→ Prompt: Please print all of the records shown below, exactly as given.

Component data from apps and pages
[Start of Attachment]
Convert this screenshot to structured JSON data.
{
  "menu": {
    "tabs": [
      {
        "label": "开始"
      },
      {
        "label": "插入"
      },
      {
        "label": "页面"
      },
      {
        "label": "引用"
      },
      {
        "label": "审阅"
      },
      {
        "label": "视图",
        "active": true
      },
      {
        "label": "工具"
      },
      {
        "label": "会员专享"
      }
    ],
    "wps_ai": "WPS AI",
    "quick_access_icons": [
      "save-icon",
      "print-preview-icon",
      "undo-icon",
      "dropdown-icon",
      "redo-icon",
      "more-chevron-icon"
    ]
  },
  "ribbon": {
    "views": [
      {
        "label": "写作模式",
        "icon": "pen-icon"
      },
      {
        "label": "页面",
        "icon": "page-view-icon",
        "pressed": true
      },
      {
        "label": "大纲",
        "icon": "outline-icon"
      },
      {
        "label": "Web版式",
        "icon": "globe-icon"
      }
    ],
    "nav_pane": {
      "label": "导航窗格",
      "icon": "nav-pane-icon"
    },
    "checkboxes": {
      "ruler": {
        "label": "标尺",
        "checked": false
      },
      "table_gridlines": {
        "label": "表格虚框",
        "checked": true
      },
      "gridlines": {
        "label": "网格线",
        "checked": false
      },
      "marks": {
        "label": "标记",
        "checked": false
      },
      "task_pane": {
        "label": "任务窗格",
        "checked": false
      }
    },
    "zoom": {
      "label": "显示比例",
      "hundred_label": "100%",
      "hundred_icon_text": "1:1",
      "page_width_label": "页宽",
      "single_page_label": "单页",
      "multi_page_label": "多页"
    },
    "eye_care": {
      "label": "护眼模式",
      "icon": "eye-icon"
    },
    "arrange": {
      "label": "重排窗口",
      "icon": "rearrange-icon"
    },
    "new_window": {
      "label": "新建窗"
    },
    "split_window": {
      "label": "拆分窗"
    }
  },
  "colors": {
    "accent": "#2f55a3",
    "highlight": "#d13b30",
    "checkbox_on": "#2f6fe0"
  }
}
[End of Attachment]
→ Solution for this exercise:
Convert this screenshot to structured JSON data.
{
  "menu": {
    "tabs": [
      {
        "label": "开始"
      },
      {
        "label": "插入"
      },
      {
        "label": "页面"
      },
      {
        "label": "引用"
      },
      {
        "label": "审阅"
      },
      {
        "label": "视图",
        "active": true
      },
      {
        "label": "工具"
      },
      {
        "label": "会员专享"
      }
    ],
    "wps_ai": "WPS AI",
    "quick_access_icons": [
      "save-icon",
      "print-preview-icon",
      "undo-icon",
      "dropdown-icon",
      "redo-icon",
      "more-chevron-icon"
    ]
  },
  "ribbon": {
    "views": [
      {
        "label": "写作模式",
        "icon": "pen-icon"
      },
      {
        "label": "页面",
        "icon": "page-view-icon",
        "pressed": true
      },
      {
        "label": "大纲",
        "icon": "outline-icon"
      },
      {
        "label": "Web版式",
        "icon": "globe-icon"
      }
    ],
    "nav_pane": {
      "label": "导航窗格",
      "icon": "nav-pane-icon"
    },
    "checkboxes": {
      "ruler": {
        "label": "标尺",
        "checked": false
      },
      "table_gridlines": {
        "label": "表格虚框",
        "checked": true
      },
      "gridlines": {
        "label": "网格线",
        "checked": false
      },
      "marks": {
        "label": "标记",
        "checked": false
      },
      "task_pane": {
        "label": "任务窗格",
        "checked": false
      }
    },
    "zoom": {
      "label": "显示比例",
      "hundred_label": "100%",
      "hundred_icon_text": "1:1",
      "page_width_label": "页宽",
      "single_page_label": "单页",
      "multi_page_label": "多页"
    },
    "eye_care": {
      "label": "护眼模式",
      "icon": "eye-icon"
    },
    "arrange": {
      "label": "重排窗口",
      "icon": "rearrange-icon"
    },
    "new_window": {
      "label": "新建窗"
    },
    "split_window": {
      "label": "拆分窗"
    }
  },
  "colors": {
    "accent": "#2f55a3",
    "highlight": "#d13b30",
    "checkbox_on": "#2f6fe0"
  }
}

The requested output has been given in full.